AIM OF THE TASK: Give back the full material exactly. Omit no line.

BEGIN

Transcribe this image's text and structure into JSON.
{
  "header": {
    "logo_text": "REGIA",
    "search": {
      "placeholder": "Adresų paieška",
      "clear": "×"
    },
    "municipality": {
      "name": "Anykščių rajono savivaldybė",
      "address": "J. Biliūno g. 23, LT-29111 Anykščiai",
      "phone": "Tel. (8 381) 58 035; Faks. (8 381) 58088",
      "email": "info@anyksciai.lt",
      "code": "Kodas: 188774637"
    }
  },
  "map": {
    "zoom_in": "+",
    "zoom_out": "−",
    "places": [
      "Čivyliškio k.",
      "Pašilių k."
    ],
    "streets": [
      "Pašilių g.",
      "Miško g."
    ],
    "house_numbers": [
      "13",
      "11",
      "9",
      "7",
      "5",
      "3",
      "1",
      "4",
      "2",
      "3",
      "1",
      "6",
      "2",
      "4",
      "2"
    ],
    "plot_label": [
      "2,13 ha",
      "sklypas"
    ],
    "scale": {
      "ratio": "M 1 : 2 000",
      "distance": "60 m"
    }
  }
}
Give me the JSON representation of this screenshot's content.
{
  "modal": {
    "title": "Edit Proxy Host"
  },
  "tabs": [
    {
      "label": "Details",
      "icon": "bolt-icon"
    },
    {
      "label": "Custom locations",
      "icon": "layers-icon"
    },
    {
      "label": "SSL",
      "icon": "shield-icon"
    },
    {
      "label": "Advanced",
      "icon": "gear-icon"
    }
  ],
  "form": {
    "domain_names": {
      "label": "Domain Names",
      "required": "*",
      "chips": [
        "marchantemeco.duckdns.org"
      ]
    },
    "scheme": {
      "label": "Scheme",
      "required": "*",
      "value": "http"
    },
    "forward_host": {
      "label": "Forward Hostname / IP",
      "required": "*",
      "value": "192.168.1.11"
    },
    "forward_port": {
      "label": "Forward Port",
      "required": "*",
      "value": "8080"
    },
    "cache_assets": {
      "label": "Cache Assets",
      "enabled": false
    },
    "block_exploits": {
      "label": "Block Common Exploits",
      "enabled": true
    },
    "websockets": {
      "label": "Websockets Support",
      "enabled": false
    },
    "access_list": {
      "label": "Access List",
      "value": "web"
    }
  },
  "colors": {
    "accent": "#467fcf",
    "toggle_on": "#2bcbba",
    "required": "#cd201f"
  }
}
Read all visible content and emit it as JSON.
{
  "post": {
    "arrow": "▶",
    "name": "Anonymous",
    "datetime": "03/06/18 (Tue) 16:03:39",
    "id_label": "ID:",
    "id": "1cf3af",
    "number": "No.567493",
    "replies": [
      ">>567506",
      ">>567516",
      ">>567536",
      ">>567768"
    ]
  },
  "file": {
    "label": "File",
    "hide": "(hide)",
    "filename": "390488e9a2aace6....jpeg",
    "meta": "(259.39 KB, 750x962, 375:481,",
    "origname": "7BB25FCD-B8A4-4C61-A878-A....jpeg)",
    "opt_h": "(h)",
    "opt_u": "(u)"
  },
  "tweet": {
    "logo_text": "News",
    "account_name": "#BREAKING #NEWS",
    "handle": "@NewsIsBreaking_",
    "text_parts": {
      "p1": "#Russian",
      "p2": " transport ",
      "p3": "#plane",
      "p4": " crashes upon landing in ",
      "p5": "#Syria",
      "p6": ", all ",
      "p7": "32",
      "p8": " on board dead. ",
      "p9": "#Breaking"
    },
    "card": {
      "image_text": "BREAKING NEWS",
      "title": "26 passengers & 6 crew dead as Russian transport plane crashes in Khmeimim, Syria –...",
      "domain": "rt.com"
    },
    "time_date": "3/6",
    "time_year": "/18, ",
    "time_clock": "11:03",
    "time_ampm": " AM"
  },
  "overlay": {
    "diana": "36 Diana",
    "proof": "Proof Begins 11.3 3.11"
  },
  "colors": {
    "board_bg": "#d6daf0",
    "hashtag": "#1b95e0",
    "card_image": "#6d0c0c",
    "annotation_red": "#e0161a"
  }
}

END

WRITTEN RESPONSE:
Transcribe this image's text and structure into JSON.
{
  "header": {
    "logo_text": "REGIA",
    "search": {
      "placeholder": "Adresų paieška",
      "clear": "×"
    },
    "municipality": {
      "name": "Anykščių rajono savivaldybė",
      "address": "J. Biliūno g. 23, LT-29111 Anykščiai",
      "phone": "Tel. (8 381) 58 035; Faks. (8 381) 58088",
      "email": "info@anyksciai.lt",
      "code": "Kodas: 188774637"
    }
  },
  "map": {
    "zoom_in": "+",
    "zoom_out": "−",
    "places": [
      "Čivyliškio k.",
      "Pašilių k."
    ],
    "streets": [
      "Pašilių g.",
      "Miško g."
    ],
    "house_numbers": [
      "13",
      "11",
      "9",
      "7",
      "5",
      "3",
      "1",
      "4",
      "2",
      "3",
      "1",
      "6",
      "2",
      "4",
      "2"
    ],
    "plot_label": [
      "2,13 ha",
      "sklypas"
    ],
    "scale": {
      "ratio": "M 1 : 2 000",
      "distance": "60 m"
    }
  }
}
Give me the JSON representation of this screenshot's content.
{
  "modal": {
    "title": "Edit Proxy Host"
  },
  "tabs": [
    {
      "label": "Details",
      "icon": "bolt-icon"
    },
    {
      "label": "Custom locations",
      "icon": "layers-icon"
    },
    {
      "label": "SSL",
      "icon": "shield-icon"
    },
    {
      "label": "Advanced",
      "icon": "gear-icon"
    }
  ],
  "form": {
    "domain_names": {
      "label": "Domain Names",
      "required": "*",
      "chips": [
        "marchantemeco.duckdns.org"
      ]
    },
    "scheme": {
      "label": "Scheme",
      "required": "*",
      "value": "http"
    },
    "forward_host": {
      "label": "Forward Hostname / IP",
      "required": "*",
      "value": "192.168.1.11"
    },
    "forward_port": {
      "label": "Forward Port",
      "required": "*",
      "value": "8080"
    },
    "cache_assets": {
      "label": "Cache Assets",
      "enabled": false
    },
    "block_exploits": {
      "label": "Block Common Exploits",
      "enabled": true
    },
    "websockets": {
      "label": "Websockets Support",
      "enabled": false
    },
    "access_list": {
      "label": "Access List",
      "value": "web"
    }
  },
  "colors": {
    "accent": "#467fcf",
    "toggle_on": "#2bcbba",
    "required": "#cd201f"
  }
}
Read all visible content and emit it as JSON.
{
  "post": {
    "arrow": "▶",
    "name": "Anonymous",
    "datetime": "03/06/18 (Tue) 16:03:39",
    "id_label": "ID:",
    "id": "1cf3af",
    "number": "No.567493",
    "replies": [
      ">>567506",
      ">>567516",
      ">>567536",
      ">>567768"
    ]
  },
  "file": {
    "label": "File",
    "hide": "(hide)",
    "filename": "390488e9a2aace6....jpeg",
    "meta": "(259.39 KB, 750x962, 375:481,",
    "origname": "7BB25FCD-B8A4-4C61-A878-A....jpeg)",
    "opt_h": "(h)",
    "opt_u": "(u)"
  },
  "tweet": {
    "logo_text": "News",
    "account_name": "#BREAKING #NEWS",
    "handle": "@NewsIsBreaking_",
    "text_parts": {
      "p1": "#Russian",
      "p2": " transport ",
      "p3": "#plane",
      "p4": " crashes upon landing in ",
      "p5": "#Syria",
      "p6": ", all ",
      "p7": "32",
      "p8": " on board dead. ",
      "p9": "#Breaking"
    },
    "card": {
      "image_text": "BREAKING NEWS",
      "title": "26 passengers & 6 crew dead as Russian transport plane crashes in Khmeimim, Syria –...",
      "domain": "rt.com"
    },
    "time_date": "3/6",
    "time_year": "/18, ",
    "time_clock": "11:03",
    "time_ampm": " AM"
  },
  "overlay": {
    "diana": "36 Diana",
    "proof": "Proof Begins 11.3 3.11"
  },
  "colors": {
    "board_bg": "#d6daf0",
    "hashtag": "#1b95e0",
    "card_image": "#6d0c0c",
    "annotation_red": "#e0161a"
  }
}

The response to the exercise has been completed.